Narcopolis opens in Bombay in the late 1970s, as its narrator first arrives from New York to find himself entranced with the city’s underworld, in particular an opium den and attached brothel. A cast of unforgettably degenerate and magnetic characters works and patronizes the venue, including Dimple, the eunuch who makes pipes in the den; Rumi, the salaryman and husband whose addiction is violence; Newton Xavier, the celebrated painter who both rejects and craves adulation; Mr. Lee, the Chinese refugee and businessman; and a cast of poets, prostitutes, pimps, and gangsters.
Book hauls this week include the Nalo Hopkinson score along with In the Unlikely Event by Judy Bloom and The Wild Girls by Pat Murphy.
My Mom visited this week and surprised me with a stack of books she was passing on (the best kind of surprise!) including Warlight by Michael Ondaatje, The Last High by Daniel Kalla, A Conspiracy of Bones by Kathy Reichs, Green Grass Running Water by Thomas King, Ragged Company by Richard Wagamese, Catch and Kill by Ronan Farrow, The Goldfinch by Donna Tartt, The Daughters Tale by Armando Lucas Correa, and The Elegance of the Hedgehog by Muriel Barbery. Thanks Mom!

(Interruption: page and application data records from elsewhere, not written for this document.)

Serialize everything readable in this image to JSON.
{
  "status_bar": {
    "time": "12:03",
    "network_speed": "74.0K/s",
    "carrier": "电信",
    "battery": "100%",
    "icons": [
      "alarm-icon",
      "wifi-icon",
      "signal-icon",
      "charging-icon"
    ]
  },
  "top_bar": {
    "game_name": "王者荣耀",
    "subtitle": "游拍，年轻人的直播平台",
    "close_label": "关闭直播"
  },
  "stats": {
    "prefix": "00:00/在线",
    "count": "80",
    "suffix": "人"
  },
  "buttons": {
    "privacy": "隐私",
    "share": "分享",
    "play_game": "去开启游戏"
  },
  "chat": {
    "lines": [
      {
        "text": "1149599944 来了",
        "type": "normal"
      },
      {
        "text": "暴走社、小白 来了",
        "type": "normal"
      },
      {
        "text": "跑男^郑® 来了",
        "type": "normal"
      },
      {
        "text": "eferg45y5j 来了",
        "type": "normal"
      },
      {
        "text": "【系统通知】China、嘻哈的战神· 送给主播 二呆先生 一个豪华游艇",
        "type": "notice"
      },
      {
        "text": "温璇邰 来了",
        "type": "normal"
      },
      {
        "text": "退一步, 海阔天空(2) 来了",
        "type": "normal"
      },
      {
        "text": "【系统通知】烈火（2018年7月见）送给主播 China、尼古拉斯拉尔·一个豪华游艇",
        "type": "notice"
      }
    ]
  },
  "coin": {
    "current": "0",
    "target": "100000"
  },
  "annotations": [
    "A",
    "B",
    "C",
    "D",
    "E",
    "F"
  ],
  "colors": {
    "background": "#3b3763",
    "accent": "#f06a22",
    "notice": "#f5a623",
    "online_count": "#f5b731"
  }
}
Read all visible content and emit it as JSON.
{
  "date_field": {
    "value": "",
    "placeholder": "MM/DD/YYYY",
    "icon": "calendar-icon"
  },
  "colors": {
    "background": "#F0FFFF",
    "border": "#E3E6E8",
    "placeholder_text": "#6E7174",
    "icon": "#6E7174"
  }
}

I’ve started The Water Dancer this weekend which puts me halfway through my stack in progress already, and past my goal of reading 50 books this year! This is 51! Go me!